* **Exercise instructions**:
In the records below, pick out all lines containing the word "Solutions".

* **Records shown**:

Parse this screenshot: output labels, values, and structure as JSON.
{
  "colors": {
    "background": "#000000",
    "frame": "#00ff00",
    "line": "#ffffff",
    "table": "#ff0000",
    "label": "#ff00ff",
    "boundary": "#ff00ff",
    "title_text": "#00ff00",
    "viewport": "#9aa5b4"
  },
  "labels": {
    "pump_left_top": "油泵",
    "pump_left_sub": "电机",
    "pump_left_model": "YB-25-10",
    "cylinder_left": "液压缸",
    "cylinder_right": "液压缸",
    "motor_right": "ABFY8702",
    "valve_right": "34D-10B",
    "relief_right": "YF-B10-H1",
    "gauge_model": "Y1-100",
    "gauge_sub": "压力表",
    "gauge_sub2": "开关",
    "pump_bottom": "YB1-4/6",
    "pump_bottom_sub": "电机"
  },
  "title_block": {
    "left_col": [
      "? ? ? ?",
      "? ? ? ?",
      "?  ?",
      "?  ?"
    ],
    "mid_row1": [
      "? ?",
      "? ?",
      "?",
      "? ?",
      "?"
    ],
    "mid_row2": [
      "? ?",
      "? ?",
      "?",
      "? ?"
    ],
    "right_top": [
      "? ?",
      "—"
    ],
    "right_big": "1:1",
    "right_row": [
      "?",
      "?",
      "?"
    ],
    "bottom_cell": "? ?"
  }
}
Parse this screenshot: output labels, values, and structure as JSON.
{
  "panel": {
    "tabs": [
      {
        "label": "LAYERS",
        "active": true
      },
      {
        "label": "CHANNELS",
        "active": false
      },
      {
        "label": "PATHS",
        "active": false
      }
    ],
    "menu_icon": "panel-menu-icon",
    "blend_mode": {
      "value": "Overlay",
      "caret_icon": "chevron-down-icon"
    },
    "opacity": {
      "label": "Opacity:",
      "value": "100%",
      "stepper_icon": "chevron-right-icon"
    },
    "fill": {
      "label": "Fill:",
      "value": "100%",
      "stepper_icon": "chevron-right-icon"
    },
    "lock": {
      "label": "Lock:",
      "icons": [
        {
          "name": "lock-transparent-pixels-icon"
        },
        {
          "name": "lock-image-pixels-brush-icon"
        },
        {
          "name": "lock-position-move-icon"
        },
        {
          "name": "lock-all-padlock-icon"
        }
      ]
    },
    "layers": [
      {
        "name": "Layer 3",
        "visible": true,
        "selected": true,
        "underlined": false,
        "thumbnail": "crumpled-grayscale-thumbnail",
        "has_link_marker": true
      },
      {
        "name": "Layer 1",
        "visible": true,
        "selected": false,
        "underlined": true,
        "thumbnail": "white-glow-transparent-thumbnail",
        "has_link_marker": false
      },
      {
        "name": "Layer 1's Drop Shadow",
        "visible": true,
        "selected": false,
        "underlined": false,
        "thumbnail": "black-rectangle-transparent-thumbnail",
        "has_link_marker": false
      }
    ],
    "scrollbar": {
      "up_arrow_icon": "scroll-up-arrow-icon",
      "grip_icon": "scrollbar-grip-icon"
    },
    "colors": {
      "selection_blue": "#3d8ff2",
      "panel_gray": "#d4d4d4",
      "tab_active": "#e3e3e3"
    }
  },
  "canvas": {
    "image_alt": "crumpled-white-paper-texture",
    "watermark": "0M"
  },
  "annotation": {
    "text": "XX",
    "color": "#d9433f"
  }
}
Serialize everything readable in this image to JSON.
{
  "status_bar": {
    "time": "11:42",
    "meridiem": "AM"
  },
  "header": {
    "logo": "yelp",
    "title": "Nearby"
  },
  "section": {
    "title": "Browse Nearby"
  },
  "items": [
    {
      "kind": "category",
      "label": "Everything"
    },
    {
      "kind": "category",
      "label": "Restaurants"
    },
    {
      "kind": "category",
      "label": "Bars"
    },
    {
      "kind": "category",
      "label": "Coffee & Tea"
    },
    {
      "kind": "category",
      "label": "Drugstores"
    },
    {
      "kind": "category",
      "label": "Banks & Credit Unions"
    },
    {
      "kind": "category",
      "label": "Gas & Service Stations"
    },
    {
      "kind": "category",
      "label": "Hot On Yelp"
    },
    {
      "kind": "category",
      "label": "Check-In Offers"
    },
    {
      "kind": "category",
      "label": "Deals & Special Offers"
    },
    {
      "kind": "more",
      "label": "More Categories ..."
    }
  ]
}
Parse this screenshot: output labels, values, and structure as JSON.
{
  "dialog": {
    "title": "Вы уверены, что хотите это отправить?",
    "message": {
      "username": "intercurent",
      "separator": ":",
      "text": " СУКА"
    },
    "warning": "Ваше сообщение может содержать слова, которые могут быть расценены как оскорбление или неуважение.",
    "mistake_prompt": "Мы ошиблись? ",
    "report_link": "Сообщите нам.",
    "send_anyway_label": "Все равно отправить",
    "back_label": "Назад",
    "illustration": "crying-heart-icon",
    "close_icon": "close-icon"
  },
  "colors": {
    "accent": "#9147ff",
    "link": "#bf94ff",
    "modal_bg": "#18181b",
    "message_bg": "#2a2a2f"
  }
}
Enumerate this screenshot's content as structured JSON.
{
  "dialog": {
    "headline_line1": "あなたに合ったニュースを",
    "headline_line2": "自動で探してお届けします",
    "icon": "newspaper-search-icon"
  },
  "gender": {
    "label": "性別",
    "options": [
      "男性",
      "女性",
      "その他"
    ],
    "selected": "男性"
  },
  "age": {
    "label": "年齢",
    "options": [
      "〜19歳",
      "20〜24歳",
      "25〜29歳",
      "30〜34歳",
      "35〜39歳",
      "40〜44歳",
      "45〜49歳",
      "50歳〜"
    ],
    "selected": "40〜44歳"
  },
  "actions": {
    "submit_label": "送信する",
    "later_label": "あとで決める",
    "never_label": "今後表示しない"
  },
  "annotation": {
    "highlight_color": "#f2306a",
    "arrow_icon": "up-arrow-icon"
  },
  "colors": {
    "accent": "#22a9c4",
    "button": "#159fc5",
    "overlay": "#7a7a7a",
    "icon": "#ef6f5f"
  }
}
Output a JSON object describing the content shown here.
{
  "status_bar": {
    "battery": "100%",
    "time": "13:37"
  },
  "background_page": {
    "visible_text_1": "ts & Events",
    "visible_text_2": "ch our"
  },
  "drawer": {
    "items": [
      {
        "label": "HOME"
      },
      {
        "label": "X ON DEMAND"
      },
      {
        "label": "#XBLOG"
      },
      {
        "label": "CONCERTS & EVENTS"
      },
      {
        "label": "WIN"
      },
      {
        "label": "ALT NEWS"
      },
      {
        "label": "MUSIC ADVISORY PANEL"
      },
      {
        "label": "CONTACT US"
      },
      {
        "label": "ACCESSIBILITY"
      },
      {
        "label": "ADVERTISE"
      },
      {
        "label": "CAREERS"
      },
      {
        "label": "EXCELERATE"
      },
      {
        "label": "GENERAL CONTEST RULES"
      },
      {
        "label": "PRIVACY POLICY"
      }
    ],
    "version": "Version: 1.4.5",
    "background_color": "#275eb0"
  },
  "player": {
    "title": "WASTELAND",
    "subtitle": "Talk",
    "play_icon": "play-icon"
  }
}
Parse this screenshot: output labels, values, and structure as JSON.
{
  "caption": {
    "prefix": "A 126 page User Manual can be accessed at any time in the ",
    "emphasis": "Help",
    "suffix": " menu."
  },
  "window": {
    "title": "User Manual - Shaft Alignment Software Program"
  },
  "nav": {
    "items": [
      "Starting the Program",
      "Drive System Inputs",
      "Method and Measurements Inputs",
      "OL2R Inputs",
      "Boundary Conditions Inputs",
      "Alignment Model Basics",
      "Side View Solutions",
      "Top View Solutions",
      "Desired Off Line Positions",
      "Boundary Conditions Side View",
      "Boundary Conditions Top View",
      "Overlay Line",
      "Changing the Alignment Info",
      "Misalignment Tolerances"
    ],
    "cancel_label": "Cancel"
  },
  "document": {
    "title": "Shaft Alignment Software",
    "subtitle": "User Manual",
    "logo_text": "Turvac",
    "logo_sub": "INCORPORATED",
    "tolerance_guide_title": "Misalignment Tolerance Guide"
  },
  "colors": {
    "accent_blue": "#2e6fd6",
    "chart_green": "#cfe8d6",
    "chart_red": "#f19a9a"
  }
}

* **Exercise response**:
      "Side View Solutions",
      "Top View Solutions",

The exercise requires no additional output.